§ **What the task requires**
Among the records below, find the lines containing "Support" and state only how many there are.

Data extracted from a collection
━━━━━━
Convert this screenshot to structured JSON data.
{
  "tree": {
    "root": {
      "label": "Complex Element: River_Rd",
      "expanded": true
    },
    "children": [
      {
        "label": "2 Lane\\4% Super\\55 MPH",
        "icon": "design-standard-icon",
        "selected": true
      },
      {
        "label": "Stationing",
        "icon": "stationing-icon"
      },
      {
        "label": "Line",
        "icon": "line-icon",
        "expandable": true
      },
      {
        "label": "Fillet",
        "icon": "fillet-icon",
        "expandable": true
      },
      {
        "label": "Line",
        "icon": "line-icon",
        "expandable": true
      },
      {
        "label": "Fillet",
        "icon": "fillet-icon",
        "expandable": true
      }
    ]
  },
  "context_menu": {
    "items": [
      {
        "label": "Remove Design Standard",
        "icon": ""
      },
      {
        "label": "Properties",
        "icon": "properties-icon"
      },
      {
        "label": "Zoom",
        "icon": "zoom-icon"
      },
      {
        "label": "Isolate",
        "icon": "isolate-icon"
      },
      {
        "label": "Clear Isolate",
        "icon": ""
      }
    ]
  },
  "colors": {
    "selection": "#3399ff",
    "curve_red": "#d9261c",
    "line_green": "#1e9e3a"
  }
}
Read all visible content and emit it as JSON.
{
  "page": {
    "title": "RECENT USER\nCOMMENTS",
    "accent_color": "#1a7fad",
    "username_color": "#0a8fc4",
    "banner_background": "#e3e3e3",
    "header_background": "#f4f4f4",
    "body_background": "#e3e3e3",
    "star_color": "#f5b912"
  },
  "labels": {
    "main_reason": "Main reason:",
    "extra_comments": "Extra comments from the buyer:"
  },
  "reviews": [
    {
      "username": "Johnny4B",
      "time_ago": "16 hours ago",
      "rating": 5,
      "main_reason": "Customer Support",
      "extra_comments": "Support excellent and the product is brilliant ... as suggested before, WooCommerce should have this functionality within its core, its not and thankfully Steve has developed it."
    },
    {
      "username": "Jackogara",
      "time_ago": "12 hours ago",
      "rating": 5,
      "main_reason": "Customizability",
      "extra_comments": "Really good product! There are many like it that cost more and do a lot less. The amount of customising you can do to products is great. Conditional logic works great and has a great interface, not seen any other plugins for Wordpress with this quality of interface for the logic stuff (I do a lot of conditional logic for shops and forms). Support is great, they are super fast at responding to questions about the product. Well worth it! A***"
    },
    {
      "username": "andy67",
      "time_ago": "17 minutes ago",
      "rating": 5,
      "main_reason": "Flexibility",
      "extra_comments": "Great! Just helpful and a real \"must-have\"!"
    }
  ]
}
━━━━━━
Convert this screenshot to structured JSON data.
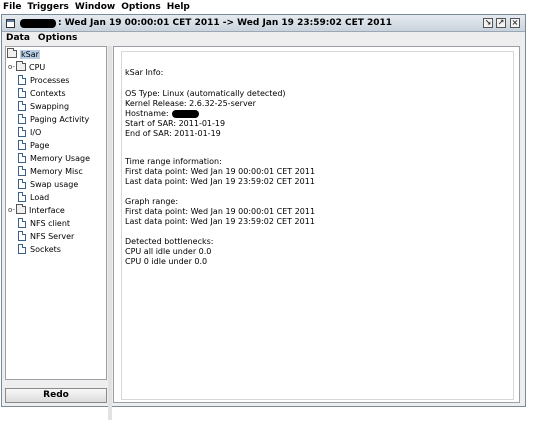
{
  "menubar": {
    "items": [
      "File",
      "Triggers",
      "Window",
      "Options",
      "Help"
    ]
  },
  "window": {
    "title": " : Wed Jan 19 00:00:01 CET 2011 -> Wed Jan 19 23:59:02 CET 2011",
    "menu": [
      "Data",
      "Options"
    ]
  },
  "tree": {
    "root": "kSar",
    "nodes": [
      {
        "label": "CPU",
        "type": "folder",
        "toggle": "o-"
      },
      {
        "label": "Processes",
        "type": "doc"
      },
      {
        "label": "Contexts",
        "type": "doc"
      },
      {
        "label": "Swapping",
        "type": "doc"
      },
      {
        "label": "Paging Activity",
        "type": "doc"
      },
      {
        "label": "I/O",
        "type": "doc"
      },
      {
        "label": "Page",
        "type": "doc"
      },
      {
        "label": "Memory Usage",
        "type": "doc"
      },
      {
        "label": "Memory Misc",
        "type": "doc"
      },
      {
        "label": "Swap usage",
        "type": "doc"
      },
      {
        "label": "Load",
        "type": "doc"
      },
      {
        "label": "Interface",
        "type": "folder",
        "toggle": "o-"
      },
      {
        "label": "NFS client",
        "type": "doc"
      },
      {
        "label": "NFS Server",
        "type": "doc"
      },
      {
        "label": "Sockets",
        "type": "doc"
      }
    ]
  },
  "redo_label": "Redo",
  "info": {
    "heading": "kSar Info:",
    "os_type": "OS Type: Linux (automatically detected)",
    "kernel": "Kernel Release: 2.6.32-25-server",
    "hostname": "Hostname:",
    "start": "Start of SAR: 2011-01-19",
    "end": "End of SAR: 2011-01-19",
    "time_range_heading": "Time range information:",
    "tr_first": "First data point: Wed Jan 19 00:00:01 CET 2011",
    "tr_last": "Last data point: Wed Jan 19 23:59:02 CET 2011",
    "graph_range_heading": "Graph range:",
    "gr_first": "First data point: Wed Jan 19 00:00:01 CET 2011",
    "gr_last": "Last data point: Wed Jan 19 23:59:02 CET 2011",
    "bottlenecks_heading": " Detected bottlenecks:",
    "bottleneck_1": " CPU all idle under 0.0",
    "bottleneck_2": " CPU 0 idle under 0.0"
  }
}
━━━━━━
§ **Task response**
3